The atmosphere created by some young people Thursday in Riverside Park during the Independence Day festivities turned as combustible as the fireworks.

Groups from outside the neighborhood, according to witnesses, started a number of fights and later wreaked havoc on Tonawanda Street by blocking traffic and jumping on cars before they were dispersed without arrests.

“It was a rough crowd,” said Annette Class, a Riverside resident who attended with her three children.

She was upset by both a fight that broke out in the front of the crowd during the fireworks show and also the behavior of some young people afterward.

“I think next year we’ll just watch it from our house,” she said. “It wasn’t a crowd I would want my children in, and I wouldn’t suggest it for anyone with younger children.”

A Buffalo police officer, who asked not to be named, confirmed some fights at the Friendship Festival, which includes carnival rides. The biggest problem was the crush of people that made it difficult to leave after the fireworks concluded.

The Police Department estimated the crowd at 20,000.

Making matters worse, the officer said, was a large group that briefly took over a street surrounding the park. “They all went on Tonawanda Street and they didn’t go home. They blocked traffic, they stood in the middle of the street, they were jumping on people’s cars.
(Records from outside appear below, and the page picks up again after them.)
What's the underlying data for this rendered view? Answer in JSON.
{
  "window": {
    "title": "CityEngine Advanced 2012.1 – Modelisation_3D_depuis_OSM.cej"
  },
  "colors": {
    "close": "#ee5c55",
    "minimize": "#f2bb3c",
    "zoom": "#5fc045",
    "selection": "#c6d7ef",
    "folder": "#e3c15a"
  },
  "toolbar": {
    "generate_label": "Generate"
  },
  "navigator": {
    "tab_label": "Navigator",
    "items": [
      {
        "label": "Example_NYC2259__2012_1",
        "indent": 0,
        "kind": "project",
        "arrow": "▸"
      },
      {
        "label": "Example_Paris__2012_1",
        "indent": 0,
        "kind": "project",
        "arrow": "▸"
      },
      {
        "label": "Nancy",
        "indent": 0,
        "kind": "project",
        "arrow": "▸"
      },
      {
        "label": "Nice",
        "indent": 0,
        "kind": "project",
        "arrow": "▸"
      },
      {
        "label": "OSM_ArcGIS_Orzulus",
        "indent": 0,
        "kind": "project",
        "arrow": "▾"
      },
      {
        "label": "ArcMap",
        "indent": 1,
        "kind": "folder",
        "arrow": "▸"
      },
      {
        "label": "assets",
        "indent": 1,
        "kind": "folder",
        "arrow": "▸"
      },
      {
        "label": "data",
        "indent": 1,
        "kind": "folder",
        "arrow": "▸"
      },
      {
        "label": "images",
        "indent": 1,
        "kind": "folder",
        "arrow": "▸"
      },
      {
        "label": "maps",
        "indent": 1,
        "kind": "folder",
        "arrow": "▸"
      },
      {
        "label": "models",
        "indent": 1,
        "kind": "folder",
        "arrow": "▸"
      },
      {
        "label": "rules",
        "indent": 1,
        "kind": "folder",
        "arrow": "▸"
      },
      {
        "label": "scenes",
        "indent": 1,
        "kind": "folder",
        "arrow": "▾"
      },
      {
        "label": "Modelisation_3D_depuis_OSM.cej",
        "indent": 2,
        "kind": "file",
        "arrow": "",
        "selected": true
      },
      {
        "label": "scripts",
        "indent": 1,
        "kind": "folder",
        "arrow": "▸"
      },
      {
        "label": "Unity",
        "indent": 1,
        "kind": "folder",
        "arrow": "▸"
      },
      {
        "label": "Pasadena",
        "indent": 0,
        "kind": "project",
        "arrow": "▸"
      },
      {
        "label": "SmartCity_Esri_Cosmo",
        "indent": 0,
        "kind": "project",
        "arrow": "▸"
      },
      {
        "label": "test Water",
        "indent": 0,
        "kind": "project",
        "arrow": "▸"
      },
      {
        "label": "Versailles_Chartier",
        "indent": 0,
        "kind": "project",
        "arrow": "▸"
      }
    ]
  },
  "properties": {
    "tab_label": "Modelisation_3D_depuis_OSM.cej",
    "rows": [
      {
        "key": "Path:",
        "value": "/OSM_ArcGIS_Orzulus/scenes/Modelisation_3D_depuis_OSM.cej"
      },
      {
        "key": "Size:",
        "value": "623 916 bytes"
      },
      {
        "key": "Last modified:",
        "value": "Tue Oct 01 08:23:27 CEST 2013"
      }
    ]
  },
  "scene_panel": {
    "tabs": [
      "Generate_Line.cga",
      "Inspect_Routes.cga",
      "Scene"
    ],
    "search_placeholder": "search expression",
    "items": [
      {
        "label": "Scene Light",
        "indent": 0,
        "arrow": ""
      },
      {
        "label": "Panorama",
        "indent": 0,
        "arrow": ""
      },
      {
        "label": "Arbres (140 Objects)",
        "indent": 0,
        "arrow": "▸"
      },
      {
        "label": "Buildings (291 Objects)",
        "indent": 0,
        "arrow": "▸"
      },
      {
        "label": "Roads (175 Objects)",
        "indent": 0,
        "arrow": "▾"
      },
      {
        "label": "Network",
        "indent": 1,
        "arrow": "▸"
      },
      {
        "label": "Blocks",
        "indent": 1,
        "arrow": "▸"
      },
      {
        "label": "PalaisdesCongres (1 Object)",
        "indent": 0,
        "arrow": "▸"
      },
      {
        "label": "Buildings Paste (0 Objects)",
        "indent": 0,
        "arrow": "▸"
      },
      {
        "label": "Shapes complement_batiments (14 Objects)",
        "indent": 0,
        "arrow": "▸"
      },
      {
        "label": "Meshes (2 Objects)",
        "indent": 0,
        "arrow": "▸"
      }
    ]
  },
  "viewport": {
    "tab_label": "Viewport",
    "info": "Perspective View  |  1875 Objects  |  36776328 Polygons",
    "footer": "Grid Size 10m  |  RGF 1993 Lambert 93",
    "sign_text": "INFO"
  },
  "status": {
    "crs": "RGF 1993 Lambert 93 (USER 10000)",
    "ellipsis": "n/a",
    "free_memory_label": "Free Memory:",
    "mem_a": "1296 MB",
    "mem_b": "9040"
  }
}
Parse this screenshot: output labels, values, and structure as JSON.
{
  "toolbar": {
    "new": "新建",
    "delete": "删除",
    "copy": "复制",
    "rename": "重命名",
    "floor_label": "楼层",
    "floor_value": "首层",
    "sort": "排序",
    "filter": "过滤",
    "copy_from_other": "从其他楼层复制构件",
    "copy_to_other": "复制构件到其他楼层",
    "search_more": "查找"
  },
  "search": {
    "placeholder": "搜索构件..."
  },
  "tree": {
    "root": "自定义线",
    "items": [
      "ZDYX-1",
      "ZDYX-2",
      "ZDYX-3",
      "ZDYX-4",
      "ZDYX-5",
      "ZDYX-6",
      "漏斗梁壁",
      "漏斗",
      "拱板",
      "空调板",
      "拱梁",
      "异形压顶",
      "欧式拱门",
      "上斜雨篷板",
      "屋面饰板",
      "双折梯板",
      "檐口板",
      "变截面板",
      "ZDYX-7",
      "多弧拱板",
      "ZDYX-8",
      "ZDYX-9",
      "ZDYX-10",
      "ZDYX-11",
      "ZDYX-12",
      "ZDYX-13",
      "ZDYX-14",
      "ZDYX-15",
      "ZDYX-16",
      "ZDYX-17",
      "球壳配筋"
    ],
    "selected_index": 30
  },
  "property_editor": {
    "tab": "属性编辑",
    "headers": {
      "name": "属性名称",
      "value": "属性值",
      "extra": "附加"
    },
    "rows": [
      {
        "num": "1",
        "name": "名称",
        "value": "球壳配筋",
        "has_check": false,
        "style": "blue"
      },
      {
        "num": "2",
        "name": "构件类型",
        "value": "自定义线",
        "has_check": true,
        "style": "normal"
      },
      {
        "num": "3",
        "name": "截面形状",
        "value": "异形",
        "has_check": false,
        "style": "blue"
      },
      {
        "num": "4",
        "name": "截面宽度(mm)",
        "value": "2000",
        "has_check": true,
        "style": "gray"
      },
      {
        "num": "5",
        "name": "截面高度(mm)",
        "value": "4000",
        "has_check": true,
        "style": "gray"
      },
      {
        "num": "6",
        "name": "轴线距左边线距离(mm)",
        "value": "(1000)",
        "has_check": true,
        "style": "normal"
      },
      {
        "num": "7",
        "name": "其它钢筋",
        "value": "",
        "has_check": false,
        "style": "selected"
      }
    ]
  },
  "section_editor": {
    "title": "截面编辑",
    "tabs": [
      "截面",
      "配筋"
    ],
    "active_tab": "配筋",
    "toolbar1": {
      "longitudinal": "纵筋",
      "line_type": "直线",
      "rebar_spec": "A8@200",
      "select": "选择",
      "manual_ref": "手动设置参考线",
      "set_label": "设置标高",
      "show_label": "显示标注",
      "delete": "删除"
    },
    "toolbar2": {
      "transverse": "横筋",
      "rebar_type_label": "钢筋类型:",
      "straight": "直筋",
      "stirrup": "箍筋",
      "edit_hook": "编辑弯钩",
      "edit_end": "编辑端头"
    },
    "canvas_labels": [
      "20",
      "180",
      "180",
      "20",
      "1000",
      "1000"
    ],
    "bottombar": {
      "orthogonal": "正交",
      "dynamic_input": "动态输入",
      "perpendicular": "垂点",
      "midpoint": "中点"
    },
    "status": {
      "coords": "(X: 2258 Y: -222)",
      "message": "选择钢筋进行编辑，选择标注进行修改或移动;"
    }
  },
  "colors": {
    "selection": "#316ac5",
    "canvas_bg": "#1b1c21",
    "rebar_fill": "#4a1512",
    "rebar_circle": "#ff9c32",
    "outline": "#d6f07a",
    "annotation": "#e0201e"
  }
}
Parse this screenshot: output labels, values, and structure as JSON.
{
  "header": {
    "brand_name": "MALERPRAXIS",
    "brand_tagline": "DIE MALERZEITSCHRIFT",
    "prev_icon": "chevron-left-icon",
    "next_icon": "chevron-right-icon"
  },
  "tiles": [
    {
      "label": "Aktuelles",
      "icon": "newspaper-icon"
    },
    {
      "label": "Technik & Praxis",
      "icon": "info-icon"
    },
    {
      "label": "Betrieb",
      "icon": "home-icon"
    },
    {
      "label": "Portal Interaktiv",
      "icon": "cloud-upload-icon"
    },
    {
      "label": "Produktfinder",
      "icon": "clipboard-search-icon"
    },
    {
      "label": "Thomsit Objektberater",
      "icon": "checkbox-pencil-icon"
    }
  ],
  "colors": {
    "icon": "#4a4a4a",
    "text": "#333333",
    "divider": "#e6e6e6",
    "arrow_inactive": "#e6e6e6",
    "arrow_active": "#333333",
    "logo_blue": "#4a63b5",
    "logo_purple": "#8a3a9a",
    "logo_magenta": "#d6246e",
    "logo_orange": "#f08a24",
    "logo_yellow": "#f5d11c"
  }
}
We just moved them out and got rid of them,” said the officer, who was not authorized to speak to the media.

A large fight between women broke out during the evening, and a North Buffalo woman reported that several women jumped her.

Michael Moody, a carnival ride operator, said a fight broke out near the Sea Ray ride, a day after he witnessed a fight by the Orient Express that he said involved an estimated 45 young people.

Despite the violence, only one arrest was made Thursday. Police arrested a 20-year-old man on an illegal weapon possession charge, said police spokesman Michael DeGeorge.

Marlek Williams, of Littlefield Avenue, was arrested after police chased him from Hertel Avenue and Tonawanda Street to the second block of Gorton Street at about 11 p.m. Police found a loaded .380-caliber handgun he allegedly threw over a fence just before they caught him.

He was charged with obstruction for refusing to talk to officers at Hertel and Tonawanda, where they had responded to a “man with gun call.”

A day earlier, during the festival, Justin Smith, no age available, of Ontario Street, was arrested for pulling out a knife during a fight.

Council Member Joseph Golombek Jr. said that besides “a handful of isolated fights,” the event had far fewer problems than last year’s festival, during which he said young people from outside the neighborhood were disruptive. The officer who spoke to The News agreed.

Crystal Best, who lives on Tonawanda Street, said she thought the sheer size of the crowd overwhelmed the ability of the police to respond to some of the problems that flared.

“There were just too many people for them to control,” Best said. Additional police officers were added Friday, even though attendance was smaller than the night before.